United Nations judges on April 11 found Serbian far-right opposition MP Vojislav Seselj guilty on appeal of crimes against humanity.

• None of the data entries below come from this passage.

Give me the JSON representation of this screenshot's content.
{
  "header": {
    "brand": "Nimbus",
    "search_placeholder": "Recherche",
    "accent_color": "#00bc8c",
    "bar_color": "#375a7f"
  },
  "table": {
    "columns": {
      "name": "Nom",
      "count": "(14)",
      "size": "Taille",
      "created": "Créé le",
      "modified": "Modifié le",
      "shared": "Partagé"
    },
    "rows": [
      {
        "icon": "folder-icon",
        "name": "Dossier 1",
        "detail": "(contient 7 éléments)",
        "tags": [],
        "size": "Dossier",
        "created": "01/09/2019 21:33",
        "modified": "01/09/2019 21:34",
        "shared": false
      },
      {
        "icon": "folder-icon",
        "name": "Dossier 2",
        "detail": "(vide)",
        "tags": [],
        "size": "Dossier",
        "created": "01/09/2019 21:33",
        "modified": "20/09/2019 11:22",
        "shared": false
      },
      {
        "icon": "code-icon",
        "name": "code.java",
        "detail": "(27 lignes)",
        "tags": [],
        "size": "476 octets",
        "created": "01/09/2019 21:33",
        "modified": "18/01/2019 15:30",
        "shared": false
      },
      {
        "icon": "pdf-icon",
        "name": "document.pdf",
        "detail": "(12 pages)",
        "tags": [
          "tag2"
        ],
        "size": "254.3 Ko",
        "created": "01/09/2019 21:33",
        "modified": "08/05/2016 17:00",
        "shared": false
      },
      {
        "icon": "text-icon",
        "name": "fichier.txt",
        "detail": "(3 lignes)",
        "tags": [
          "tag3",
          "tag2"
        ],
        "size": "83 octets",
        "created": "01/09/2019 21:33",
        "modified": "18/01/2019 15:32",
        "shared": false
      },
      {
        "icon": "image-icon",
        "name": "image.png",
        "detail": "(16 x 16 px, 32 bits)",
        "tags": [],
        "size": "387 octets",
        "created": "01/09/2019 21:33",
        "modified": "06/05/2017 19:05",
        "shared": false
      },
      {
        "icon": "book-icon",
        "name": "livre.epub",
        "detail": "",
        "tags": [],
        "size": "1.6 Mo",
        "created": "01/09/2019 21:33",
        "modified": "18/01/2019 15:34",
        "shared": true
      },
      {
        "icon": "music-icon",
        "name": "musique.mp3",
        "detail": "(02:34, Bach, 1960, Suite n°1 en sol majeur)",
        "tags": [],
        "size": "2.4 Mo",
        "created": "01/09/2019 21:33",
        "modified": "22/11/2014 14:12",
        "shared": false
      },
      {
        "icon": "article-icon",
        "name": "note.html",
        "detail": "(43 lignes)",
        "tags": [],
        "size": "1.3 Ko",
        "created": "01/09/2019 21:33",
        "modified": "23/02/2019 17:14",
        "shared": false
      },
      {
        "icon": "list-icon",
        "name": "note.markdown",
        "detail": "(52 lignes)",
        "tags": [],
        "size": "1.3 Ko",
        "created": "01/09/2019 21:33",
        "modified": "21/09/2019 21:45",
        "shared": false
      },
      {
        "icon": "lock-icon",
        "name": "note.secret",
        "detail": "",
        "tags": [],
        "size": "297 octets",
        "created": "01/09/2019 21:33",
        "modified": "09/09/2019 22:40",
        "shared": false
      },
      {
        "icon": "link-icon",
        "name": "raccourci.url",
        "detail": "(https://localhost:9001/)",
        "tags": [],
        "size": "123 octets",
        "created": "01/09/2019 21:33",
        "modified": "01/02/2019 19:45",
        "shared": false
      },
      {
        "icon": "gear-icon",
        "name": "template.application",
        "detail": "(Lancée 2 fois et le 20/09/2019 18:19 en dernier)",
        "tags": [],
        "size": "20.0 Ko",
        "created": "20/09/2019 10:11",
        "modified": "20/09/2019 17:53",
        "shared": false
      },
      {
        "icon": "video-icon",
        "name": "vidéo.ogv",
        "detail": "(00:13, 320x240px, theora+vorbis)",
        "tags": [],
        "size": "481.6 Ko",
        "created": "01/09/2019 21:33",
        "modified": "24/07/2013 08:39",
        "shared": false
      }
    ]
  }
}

But he will not be imprisoned because of the time already served behind bars.

‘The appeals chamber reverses Seselj’s acquittals for instigating persecution, deportation and other inhumane acts as crimes against humanity,” presiding judge Theodor Meron said at a hearing in The Hague, sentencing the firebrand politician to 10 years behind bars.

The judges said that in line with the court’s rules, “Seselj’s sentence has been served” after he spent about 12 years in jail on trial at the former Yugoslav war crimes court.

As reported by the Agence France-Presse (AfP), Seselj snubbed the hearing and was not present when the verdict was read by judges at the Mechanism for International Criminal Tribunals (MICT).

He had been acquitted in March 2016 of nine war crimes and crimes against humanity charges after a trial lasting more than eight years at the International Criminal Tribunal for the former Yugoslavia (ICTY).

A three-judge panel led by French judge Jean-Claude Antonetti said in 2016 that prosecutors had “failed to prove beyond all reasonable doubt” or provide sufficient evidence that Seselj was responsible for the crimes he had been charged with.

The verdict had been heavily criticised by law experts and historians who said it had rewritten the history of the Balkans conflicts.

“The appeals chamber finds that no reasonable trier of fact could have concluded that there was no widespread or systematic attack against the non-Serbian population in Croatia and in Bosnia-Herzegovina.”